Wednesday, June 28, 2017
This is a great article - I think it describes a lot of folks (including me).
Many of us think we are moderate drinkers because we aren't alcoholics, and we are under control of our alcohol consumption. A couple a night, a little extra on the weekend...
... and before you know it you have boxes and boxes of empties in your garage, and you're trying to figure out who drank all that stuff???
It adds up.
Alcohol is bad for you. The health benefits are extolled in a handful of studies, and those ones get trumpeted in the headlines because it's a message we all want to hear. But any trivial benefits are more than offset by harm in other ways... especially as moderate drinking turns to more-than-moderate.
I've increasingly found alcohol just makes my life worse. That great feeling after a beer fades to feeling lethargic and down an hour later. When I over-indulge that feeling lasts for a day after, sometimes even more.
Not everyone has that problem, but I do.
So it's time.
I've taken a month off before and felt great while doing it.
This time, 6 months.

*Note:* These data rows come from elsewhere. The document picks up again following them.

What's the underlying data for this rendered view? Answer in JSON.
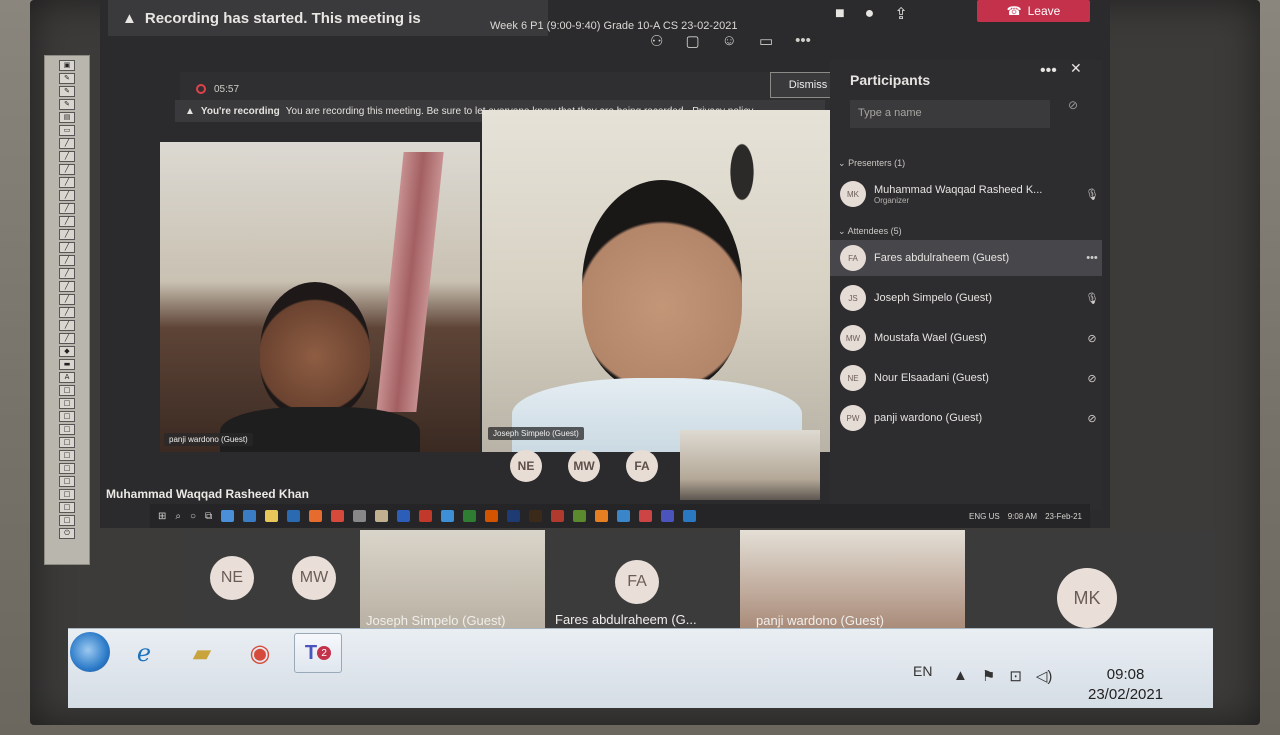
{
  "banner": {
    "text": "Recording has started.  This meeting is"
  },
  "meeting": {
    "title": "Week 6 P1 (9:00-9:40) Grade 10-A CS 23-02-2021"
  },
  "controls": {
    "leave_label": "Leave"
  },
  "recording": {
    "elapsed": "05:57",
    "title": "You're recording",
    "message": "You are recording this meeting. Be sure to let everyone know that they are being recorded.",
    "link": "Privacy policy",
    "dismiss": "Dismiss"
  },
  "stage": {
    "tile_left": "panji wardono (Guest)",
    "tile_right": "Joseph Simpelo (Guest)",
    "avatars": [
      "NE",
      "MW",
      "FA"
    ],
    "presenter_name": "Muhammad Waqqad Rasheed Khan"
  },
  "participants": {
    "title": "Participants",
    "search_placeholder": "Type a name",
    "presenters_label": "Presenters (1)",
    "attendees_label": "Attendees (5)",
    "presenter": {
      "initials": "MK",
      "name": "Muhammad Waqqad Rasheed K...",
      "role": "Organizer"
    },
    "attendees": [
      {
        "initials": "FA",
        "name": "Fares abdulraheem (Guest)"
      },
      {
        "initials": "JS",
        "name": "Joseph Simpelo (Guest)"
      },
      {
        "initials": "MW",
        "name": "Moustafa Wael (Guest)"
      },
      {
        "initials": "NE",
        "name": "Nour Elsaadani (Guest)"
      },
      {
        "initials": "PW",
        "name": "panji wardono (Guest)"
      }
    ]
  },
  "inner_tray": {
    "lang": "ENG US",
    "time": "9:08 AM",
    "date": "23-Feb-21"
  },
  "strip": {
    "avatar_ne": "NE",
    "avatar_mw": "MW",
    "tile_joseph": "Joseph Simpelo (Guest)",
    "avatar_fa": "FA",
    "tile_fares": "Fares abdulraheem (G...",
    "tile_panji": "panji wardono (Guest)",
    "avatar_mk": "MK"
  },
  "taskbar": {
    "teams_badge": "2",
    "lang": "EN",
    "time": "09:08",
    "date": "23/02/2021"
  },
  "icons": [
    "warning-icon",
    "camera-icon",
    "mic-icon",
    "share-icon",
    "participants-icon",
    "chat-icon",
    "reactions-icon",
    "rooms-icon",
    "more-icon",
    "close-icon",
    "phone-icon"
  ]
}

Once it's out of my life I can decide whether to bring it back, and if so how to limit myself to less-than-moderate.
Sorry, alcohol. It's for the best. See you in 2018, maybe.
Sunday, June 25, 2017
I originally bought a 2012 Norco Nitro 9.3...
After an emergency repair last year that temporarily turned it into a single speed, I realized that I don't need all those gears. With the 1x trend I figured it was time to make the plunge.
Nothing was wrong with my bike, so I made the decision to do it in place.
What is 1x?
A single chainring in the front, instead of a triple or double - and no front shifter or derailleur. Basically your rear derailleur does all your gear changes.
You can take your existing cassette and mess around with it - add a big bail-out ring, drop some, etc. But if you're like me, you're probably overdue for a new cassette anyway... so I went and bought a new Sunrace MX3 10 Speed Cassette.
This took my rear cassette from 12-36 to 11-42, with reasonable jumps across the whole range.
Here there are a lot of options. The "cheap and cheerful" option is to replace your big ring with a bash guard and dump your small ring... leaving just the middle.
There are all kinds of problems here, though. Without a chain guide in place of the front derailleur, you will probably dump your chain. You can get a different ring that has alternating teeth - but once you buy that and the bashguard, you're talking some good dough already.
I decided my old crankset was probably not worth saving, so I just replaced the whole thing with the Race Face Ride Single Speed Crankset.
I found it online for $99USD, and it included an appropriately sized bashguard! The teeth alternate to keep it firmly where it is meant to be.
Oh and it came with a new bottom bracket! What a deal.
It's 32T - I don't know if it came in any other configurations, but that was perfect for me since it matched my existing middle ring.
Rear Derailleur and Chain Guide
There are people who say you need a special "clutch" mechanism on your rear derailleur.
There are other people who suggest you need a Chain Guide.
These are both to keep the chain from popping off your front ring. So far I haven't had any problems, largely on the strength of the alternating teeth on the front ring. If I start having trouble I'll address it, but I bounced off a lot of stuff without a drop yesterday.
Front Shifter and Front Derailleur
I love it. MTB'ing throws a lot at you, and there are always those times you find the hill steeper than you thought too late and you're in the wrong front ring... no longer. It's just a lot simpler. Less things to go wrong. Probably not massively lighter, but lighter.
One thing I hadn't even thought about is CLEARANCE! I have more of it! I'm on a 29-er so I already had a lot, but there is one log I was putting a lot of chainring marks in... this first ride, cleared it! Yay. And if I didn't, the bashguard is there to take the brunt, rather than bending teeth.
The jumps between gears were not noticeably larger than before. For the road they probably would be - I like to find a pretty specific cadence and stick to it. But MTB it's always pretty dynamic anyway.
Old largest ratio was 3.67:1, new is 2.91:1 - so my top speed should take a hit if I'm ever on roads, which really isn't the priority for this bike. Or my cadence will have to be more hamster-wheel-like.
Old smallest ratio was 0.61:1, new is 0.76:1 - a pretty modest loss of lowest gearing. We went up some steep stuff, and it was fine.
$168USD+tax+shipping. Pretty modest. Being in Canada the exchange rate stings a bit, but still very reasonable.